This is the fifth in a blog series from participants in Hope for the Future (HFF), a gathering of people of color serving in leadership positions across Mennonite Church USA. HFF gatherings began in 2012 and initially served to create space for mutual support among people of color in Mennonite Church USA institutions and agencies. In recent years there’s been an increased urgency to see change within our organizations — to see intentionality among our institutions to make space for people of color — culturally, interpersonally, systemically. In 2015, white leaders across the denomination were invited to the gathering as participants engaged in discussions around power. HFF 2016 focused on Human Resources: strategy, policy and best practices that together create interculturally competent organizations.
Jenny Castro is a communications associate and coordinator of the Women in Leadership Project for Mennonite Church USA.
“How do you do it?”
“Where do you find the strength to persevere?”
I remember asking these questions during orientation the first time I attended Hope for the Future in 2015. We were being introduced to some of the history of the movements of people of color within Mennonite Church USA. Some of the stories went back even further, before there was a Mennonite Church USA.
I remember feeling an overwhelming sense of awe for people who have been working at racial justice within Mennonite institutions for years, decades even.
These questions arose for me because I realized that change has happened in Mennonite organizations at a snail’s pace. Not only that, I realized that this movement for racial justice and cultural diversity has suffered many casualties. I learned of people who were once leaders in the denomination who could no longer endure its abuse and rejection, and eventually came to the point of saying, “I’ve had enough.” This resonates with the experiences of a number of my own friends and family who’ve come to the same point within Mennonite institutions and agencies.
So I wanted to hear from these elders how to stay the course.
Because I want to be a change agent within Mennonite Church USA. I want to help usher in a sense of true appreciation and celebration of the diversity among us. But that change won’t come easily. And it won’t be very comfortable – for any of us. Just ask the elders, those who’ve stayed the course for decades.
“You learn to lean on each other,” they said.
“You rely on God,” they said.
“You find sanctuary and spend time there,” they said, “and then you keep on.” And many have been keepin’ on with tenacity and bravery and doggedness, year after year after year.
2016 was only the second year I’ve attended a Hope for the Future gathering.
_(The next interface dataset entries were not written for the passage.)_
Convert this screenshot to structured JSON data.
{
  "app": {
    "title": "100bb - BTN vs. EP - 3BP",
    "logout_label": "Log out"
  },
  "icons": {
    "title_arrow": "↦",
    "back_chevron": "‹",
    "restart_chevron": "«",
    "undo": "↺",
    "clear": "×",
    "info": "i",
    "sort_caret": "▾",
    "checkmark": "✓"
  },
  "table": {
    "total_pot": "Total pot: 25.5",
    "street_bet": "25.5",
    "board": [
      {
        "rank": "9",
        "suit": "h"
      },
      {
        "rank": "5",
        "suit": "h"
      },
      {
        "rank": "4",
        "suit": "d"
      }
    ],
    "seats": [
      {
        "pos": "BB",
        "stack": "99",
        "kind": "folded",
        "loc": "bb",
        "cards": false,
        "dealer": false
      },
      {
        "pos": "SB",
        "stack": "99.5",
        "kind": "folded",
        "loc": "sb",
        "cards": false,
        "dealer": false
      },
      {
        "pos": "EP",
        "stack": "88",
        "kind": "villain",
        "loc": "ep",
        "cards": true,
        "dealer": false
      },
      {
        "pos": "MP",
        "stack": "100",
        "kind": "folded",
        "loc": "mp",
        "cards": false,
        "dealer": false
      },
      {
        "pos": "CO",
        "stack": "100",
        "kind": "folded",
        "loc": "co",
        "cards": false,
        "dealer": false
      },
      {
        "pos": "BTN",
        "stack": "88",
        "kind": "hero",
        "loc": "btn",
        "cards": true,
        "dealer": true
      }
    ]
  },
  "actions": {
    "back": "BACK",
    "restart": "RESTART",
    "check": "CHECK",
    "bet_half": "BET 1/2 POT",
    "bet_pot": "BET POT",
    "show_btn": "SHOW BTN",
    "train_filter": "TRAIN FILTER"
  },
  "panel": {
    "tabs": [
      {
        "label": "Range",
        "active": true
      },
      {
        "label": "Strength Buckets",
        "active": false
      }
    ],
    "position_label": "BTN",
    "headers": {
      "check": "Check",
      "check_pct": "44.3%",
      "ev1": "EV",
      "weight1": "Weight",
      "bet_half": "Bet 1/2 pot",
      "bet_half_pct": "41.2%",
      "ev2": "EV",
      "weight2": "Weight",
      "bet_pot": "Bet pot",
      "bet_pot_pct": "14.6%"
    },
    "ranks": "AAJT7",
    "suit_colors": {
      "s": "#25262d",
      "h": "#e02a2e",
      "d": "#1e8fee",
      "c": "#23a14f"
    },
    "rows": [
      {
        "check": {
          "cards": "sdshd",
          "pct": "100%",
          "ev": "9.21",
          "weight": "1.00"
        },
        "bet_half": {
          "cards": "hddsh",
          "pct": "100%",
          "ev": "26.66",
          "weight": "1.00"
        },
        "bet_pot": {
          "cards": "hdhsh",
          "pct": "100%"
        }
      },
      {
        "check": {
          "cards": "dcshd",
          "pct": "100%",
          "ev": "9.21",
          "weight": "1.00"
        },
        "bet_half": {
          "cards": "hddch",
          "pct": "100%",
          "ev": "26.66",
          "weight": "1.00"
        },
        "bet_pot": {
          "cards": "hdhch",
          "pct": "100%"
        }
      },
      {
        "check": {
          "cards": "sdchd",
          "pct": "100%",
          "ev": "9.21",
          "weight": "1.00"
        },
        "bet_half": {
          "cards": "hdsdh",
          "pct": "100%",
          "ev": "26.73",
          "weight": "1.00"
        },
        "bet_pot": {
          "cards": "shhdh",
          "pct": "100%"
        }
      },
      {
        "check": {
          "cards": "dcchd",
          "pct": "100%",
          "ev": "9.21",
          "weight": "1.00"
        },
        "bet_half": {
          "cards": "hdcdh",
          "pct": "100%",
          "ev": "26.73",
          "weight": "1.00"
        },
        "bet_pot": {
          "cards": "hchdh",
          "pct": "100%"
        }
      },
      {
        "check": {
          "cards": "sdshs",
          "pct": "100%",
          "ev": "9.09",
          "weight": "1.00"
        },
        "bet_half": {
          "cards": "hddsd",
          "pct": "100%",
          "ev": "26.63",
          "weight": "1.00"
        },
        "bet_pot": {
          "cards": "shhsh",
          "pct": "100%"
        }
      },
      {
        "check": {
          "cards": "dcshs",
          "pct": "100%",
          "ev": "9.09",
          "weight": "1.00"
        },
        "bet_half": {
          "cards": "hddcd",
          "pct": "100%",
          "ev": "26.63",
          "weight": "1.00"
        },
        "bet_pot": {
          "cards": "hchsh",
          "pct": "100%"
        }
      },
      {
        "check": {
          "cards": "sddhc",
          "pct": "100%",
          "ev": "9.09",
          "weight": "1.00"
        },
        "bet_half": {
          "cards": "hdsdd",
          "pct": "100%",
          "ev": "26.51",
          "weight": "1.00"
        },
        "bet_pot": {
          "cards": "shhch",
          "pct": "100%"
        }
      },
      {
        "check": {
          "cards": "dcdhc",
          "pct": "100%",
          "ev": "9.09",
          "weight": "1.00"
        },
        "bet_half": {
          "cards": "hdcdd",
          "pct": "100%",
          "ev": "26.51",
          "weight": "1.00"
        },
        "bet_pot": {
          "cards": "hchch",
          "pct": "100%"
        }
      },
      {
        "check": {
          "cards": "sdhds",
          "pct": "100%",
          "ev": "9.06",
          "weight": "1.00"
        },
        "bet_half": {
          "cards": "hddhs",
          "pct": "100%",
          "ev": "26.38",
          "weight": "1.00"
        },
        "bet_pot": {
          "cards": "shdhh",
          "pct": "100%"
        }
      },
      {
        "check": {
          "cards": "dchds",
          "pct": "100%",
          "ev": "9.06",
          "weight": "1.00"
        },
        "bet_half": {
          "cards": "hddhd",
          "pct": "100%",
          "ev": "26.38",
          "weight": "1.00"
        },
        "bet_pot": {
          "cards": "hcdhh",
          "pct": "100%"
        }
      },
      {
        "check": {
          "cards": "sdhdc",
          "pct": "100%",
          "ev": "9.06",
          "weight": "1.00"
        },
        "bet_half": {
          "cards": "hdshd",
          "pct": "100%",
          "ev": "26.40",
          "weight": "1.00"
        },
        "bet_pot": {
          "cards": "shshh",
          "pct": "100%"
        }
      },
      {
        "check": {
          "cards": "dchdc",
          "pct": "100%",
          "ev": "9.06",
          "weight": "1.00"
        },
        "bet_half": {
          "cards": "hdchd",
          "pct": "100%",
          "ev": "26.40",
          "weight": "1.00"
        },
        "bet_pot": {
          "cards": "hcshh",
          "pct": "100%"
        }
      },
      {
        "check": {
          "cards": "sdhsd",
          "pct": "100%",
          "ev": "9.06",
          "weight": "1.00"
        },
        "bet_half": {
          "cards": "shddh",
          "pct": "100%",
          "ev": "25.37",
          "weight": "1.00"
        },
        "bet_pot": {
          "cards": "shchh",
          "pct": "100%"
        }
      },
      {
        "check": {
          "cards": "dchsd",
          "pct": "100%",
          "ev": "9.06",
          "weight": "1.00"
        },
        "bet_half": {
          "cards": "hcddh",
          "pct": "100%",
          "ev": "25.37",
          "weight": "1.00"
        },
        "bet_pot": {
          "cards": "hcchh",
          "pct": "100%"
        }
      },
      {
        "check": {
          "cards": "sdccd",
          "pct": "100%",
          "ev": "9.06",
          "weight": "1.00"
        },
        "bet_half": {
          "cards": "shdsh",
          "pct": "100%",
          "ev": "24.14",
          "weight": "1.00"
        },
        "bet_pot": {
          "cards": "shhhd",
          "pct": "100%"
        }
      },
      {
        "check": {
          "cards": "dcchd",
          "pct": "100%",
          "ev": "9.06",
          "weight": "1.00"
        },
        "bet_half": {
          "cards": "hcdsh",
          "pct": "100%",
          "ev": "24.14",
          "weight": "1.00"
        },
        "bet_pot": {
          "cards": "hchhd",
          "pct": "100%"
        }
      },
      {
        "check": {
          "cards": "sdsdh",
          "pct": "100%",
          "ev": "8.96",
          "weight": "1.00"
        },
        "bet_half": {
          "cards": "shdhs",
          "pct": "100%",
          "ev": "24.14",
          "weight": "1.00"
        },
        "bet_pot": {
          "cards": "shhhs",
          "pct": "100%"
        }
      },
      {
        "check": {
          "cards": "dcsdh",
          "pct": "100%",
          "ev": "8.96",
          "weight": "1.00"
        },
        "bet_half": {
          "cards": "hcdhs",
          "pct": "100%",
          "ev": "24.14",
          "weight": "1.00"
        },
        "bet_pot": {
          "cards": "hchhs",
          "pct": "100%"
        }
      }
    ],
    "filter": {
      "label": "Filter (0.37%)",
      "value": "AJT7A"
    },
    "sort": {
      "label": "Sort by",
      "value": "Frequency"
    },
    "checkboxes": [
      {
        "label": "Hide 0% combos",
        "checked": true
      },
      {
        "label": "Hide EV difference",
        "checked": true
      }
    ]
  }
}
The focus was on Human Resources specifically: best practices, policies and strategies that could bring our institutions to a place of intercultural competency. We hoped to create clear expectations about intercultural competency and racial justice that might be shared across Mennonite Church USA institutions. It was intense work that I hope bears real fruit across our denomination, creating space for diversity and doing things differently.
Because I don’t want to be one of the casualties. As a Mexican-American woman working among Mennonite institutions, I’ve struggled sometimes to navigate cultural expectations – I’m opinionated, I don’t avoid conflict, I’m passionate. Sometimes I’m misunderstood and sometimes I misunderstand. I’ve been hurt and I’ve hurt others. All these things are parts of this journey of being who God has created me to be within this context.
I sometimes wonder how long I’ll last. Sometimes I think my skin is too thin for this. But for now, I’m confident that I’ve been called to this.
And standing firm in that confidence, as I consider what it means to gather year after year at Hope for the Future, I realize that hope in this context doesn’t refer to something we have, but rather something we are. What if we began thinking of hope as those incredible individuals gathered in Hampton or Fort Meyers or Leesburg – those amazing people engaged in the work of racial justice throughout our church day after day, year after year?
We are the Hope for the Future of Mennonite Church USA. We are called to this work at this time.